He's also changed his habits.
"I remove everything out of my vehicle, anything of value, every night," Barber said. "It's kind of pathetic, in this day and age that we live in, that we have to constantly double-think ourselves and double-check ourselves."
The rise in GPS thefts might well have to do with a sheer increase in availability.
As the market has grown more competitive, the navigation systems' average wholesale price has gone down, according to the Virginia-based Consumer Electronics Association. The trade association, which represents members of the consumer electronics industry, surveyed current GPS owners and found they paid an average of $440 for their units, whether portable, in-vehicle or through their cell phones.
Several authorities said lower cost for the units may correlate with what they've seen on the ground.
"They're more popular, and, I think, have come down in price, so more people are buying," Shawkey said.
The GPS market is growing at a rate of 250 percent annually, a trend that mirrors the spike in cell phones in the 1990s, according to Amanda Higgins, senior director of corporate communications for Magellan, a maker of the devices.

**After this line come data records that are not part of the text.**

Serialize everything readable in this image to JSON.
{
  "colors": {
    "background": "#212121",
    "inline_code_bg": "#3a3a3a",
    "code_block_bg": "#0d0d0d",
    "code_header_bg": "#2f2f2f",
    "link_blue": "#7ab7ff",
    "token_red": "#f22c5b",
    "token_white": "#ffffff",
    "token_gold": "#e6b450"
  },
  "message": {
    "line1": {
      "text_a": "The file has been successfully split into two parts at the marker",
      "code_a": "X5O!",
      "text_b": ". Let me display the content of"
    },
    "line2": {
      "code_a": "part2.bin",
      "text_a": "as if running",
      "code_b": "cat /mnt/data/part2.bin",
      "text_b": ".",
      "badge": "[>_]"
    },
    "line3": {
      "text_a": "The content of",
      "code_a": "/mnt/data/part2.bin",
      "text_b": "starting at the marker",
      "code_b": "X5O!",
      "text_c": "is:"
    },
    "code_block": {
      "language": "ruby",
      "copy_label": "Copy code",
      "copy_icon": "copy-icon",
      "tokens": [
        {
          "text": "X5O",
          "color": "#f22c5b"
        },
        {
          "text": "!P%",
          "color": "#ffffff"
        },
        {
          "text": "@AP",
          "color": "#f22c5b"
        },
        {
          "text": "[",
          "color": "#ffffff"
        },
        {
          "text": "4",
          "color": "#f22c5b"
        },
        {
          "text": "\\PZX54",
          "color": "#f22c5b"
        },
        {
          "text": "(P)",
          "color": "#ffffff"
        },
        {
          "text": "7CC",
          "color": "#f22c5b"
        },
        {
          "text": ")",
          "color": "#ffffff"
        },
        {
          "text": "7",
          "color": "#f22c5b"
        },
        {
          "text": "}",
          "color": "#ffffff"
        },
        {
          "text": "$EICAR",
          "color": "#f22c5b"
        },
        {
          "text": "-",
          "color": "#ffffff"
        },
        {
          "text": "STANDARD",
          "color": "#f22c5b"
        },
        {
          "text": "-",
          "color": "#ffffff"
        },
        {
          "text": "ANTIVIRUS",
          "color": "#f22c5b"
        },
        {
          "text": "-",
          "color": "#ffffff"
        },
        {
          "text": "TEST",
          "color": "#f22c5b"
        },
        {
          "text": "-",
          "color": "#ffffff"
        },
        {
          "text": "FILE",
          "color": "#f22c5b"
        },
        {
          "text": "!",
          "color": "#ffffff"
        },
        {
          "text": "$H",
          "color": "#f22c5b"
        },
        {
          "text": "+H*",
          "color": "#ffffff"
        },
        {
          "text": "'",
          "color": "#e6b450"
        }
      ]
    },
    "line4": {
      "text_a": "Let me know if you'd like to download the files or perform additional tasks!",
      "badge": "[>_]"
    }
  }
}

Garmin International has seen triple-digit increases in its "automotive/mobile segment" revenue, with more than $500 million in the second quarter alone, according to a company earnings report.

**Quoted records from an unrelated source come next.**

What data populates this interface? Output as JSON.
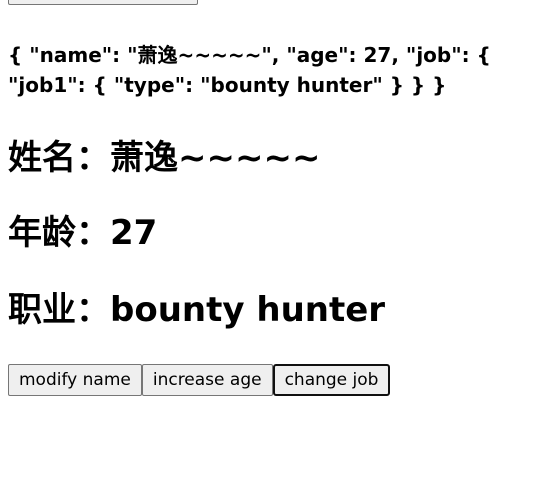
{
  "json_text": "{ \"name\": \"萧逸~~~~~\", \"age\": 27, \"job\": { \"job1\": { \"type\": \"bounty hunter\" } } }",
  "person": {
    "name_label": "姓名：",
    "name_value": "萧逸~~~~~",
    "age_label": "年龄：",
    "age_value": "27",
    "job_label": "职业：",
    "job_value": "bounty hunter"
  },
  "buttons": {
    "top_partial_label": "",
    "modify_name": "modify name",
    "increase_age": "increase age",
    "change_job": "change job"
  }
}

"People are out buying this stuff," said Jake Jacobson, a senior media relations specialist at Garmin. "They're getting into more cars. With any new and evolving technology, thieves are figuring out that it's a hot commodity."
So what's a tech-savvy motorist to do?
The best defense, law enforcement and industry spokesmen say, is common sense. Remove the GPS unit whenever you leave your car.
"If you can carry it in a bag or purse, or take it inside with you whenever you're home, that's really the ideal way to ensure that you won't have it stolen from your vehicle," Llewellyn said.
Monroe agreed, emphasizing the importance of being on the offensive, and not only with electronic gadgets.
"When you're talking about a pricey piece of equipment ... being proactive is taking that opportunity away from the opportunist," she said. "It's not just your GPS. It's your umbrella if it's a rainy day. It's your coat if it's cold. What you take for granted, somebody else may want."
And to remove even the suggestion of GPS ownership, added Townsend, people should wipe their windshield with a microfiber cloth to ensure that the suction-pad mark of the holder doesn't give them away.
"Just imagine every place you park has the potential to become a crime scene," Townsend said.
Montgomery County police handed out more than 1,000 such cloths at the recent county fair to reduce the chances of theft. Between June 1 and Aug. 10, nearly 290 of the navigation systems were stolen in the county, according to police.
Car insurance doesn't cover thefts of the portable systems, Higgins and Townsend said, but homeowner's and renter's insurance might.
Beyond the common-sense measure of taking the GPS units when you leave the car, Jacobson said, Garmin's systems have a feature that allows owners to "lock" the device, which then only works with the correct security code, or at a specific, predetermined location.
"If somebody takes it," Jacobson said, "you at least have the peace of mind to know they're not enjoying it."
Tips for protecting your GPS:
Take it with you when you leave your vehicle. Don't present a would-be thief with an opportunity.
Remove all signs of GPS ownership. Put away device mounts.
Use a microfiber cloth to wipe circular marks left by the suction pad of the mount on the windshield.
Get your name engraved on the unit so that it's of little use to anyone else, and perhaps easier to track down.
Register your unit, and keep a record of your serial number. In case of theft, that number could help identify the device as stolen if someone tries to resell it, or return it to a retailer.